Your Evolving Portfolio Mix
“In today’s insane economic environment, it’s easy to be lured into risking your savings by chasing after returns. If you’re close to retirement, keep calm and focus on your long-term objectives.” – Tim Davis
If you’re a few years from retirement, you’ve lived long enough to know there is a tradeoff between risk and reward. For example, portfolios holding more in stocks have nearly always delivered superior annual returns long-term. Yet, these same stock-heavy portfolios are more likely to experience panic-inducing short-term losses. High yields, especially in dividend stocks, can signal trouble that a company’s stock price may fall and that the company may not pay dividends. Similarly, high-yield bonds often indicate low credit quality. As we saw in previous years, many companies with low credit scores default on their bonds when the economy falters. Depending on where you are on the retirement timeline, you may not have enough time to recover from a severe market downturn. Yes, it’s normal to want income in retirement, but you must answer a critical question: “Can I afford to lose even a single dollar of my retirement savings?”

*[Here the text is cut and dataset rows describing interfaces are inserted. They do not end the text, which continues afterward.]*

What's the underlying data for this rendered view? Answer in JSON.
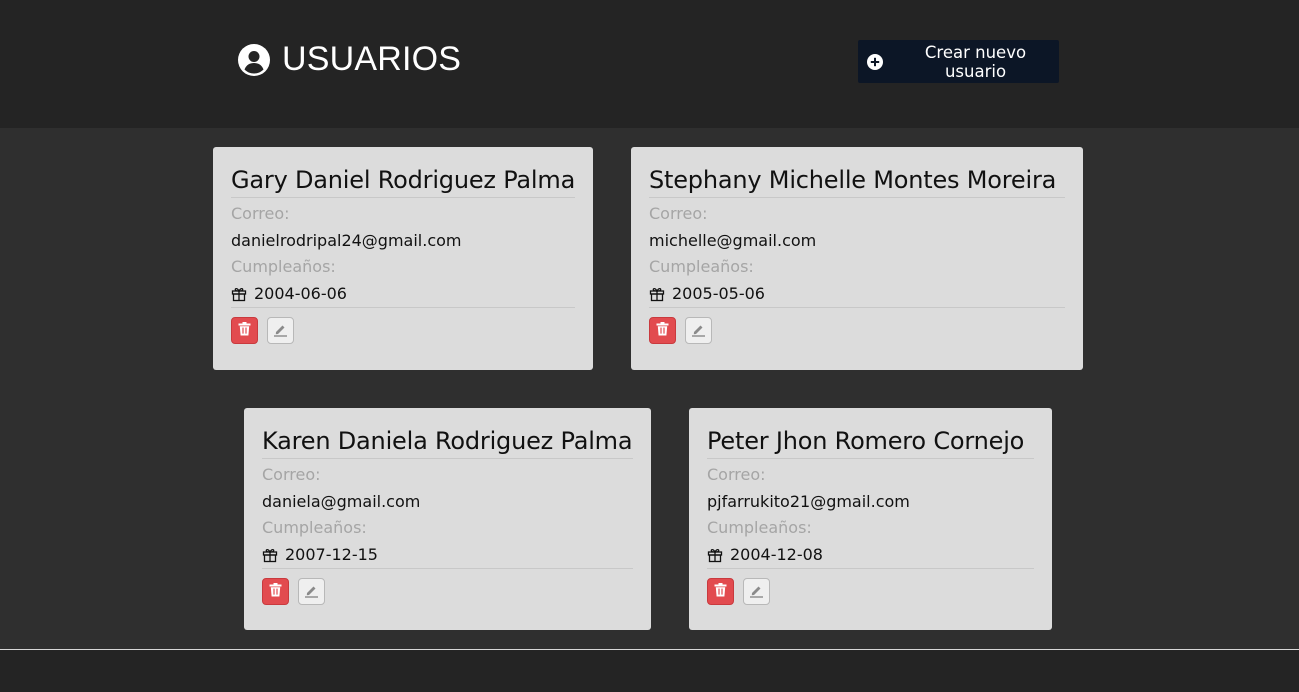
{
  "header": {
    "title": "USUARIOS",
    "title_icon": "user-circle-icon",
    "create_button_label": "Crear nuevo usuario",
    "create_button_icon": "plus-circle-icon"
  },
  "labels": {
    "email": "Correo:",
    "birthday": "Cumpleaños:"
  },
  "users": [
    {
      "name": "Gary Daniel Rodriguez Palma",
      "email": "danielrodripal24@gmail.com",
      "birthday": "2004-06-06"
    },
    {
      "name": "Stephany Michelle Montes Moreira",
      "email": "michelle@gmail.com",
      "birthday": "2005-05-06"
    },
    {
      "name": "Karen Daniela Rodriguez Palma",
      "email": "daniela@gmail.com",
      "birthday": "2007-12-15"
    },
    {
      "name": "Peter Jhon Romero Cornejo",
      "email": "pjfarrukito21@gmail.com",
      "birthday": "2004-12-08"
    }
  ],
  "colors": {
    "header_bg": "#242424",
    "page_bg": "#2f2f2f",
    "card_bg": "#dcdcdc",
    "create_button_bg": "#0c1626",
    "delete_button_bg": "#e24b4f"
  }
}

The “magic matrix” is mythical.
It would be great if some universal law governed portfolio design, a simple process that works for everyone every single time and provides you with the exact amount you need so you won’t run out of cash.
Unfortunately, there is no such law.
Instead, creating and balancing a retirement portfolio is a deeply personal exercise. The same tools and methodologies you used to accumulate wealth won’t work when the time comes to live off that money. That’s why partnering with a financial professional specializing in income distribution is critical. You and your retirement income specialist will take several actions to ensure you have sufficient retirement income. These steps might include:
- Get an accurate picture of your true risk tolerance.
- Look at your health and future medical expenses.
- Determine what kind of lifestyle you want when you stop working.
- Add all existing and future income sources, including inheritances, Social Security, and other income.
- Clarify your money goals, including whether you want to leave a legacy for your family.
- Maximize your Social Security by using a Claiming Guide.
- Identify ways to create moderate gains without exposing wealth to too much risk.
- Consider contracts from insurance companies that can guarantee income for a lifetime.
As you create your spend-down strategy and periodically rebalance your portfolio to achieve your financial goals, you must avoid the temptation to chase after high yields and develop a long-term mindset. Ask yourself if losing principal to maximize your income is worth the risk.
Summing it up: While there is no such thing as a reward without risk, there are safer alternatives to investing in high-yield stocks and bonds. High-quality, safe money products exist that can help you create streams of reliable, predictable income. Having at least one secure money stream in addition to Social Security could make it more comfortable for you to have more risk in other areas of your portfolio.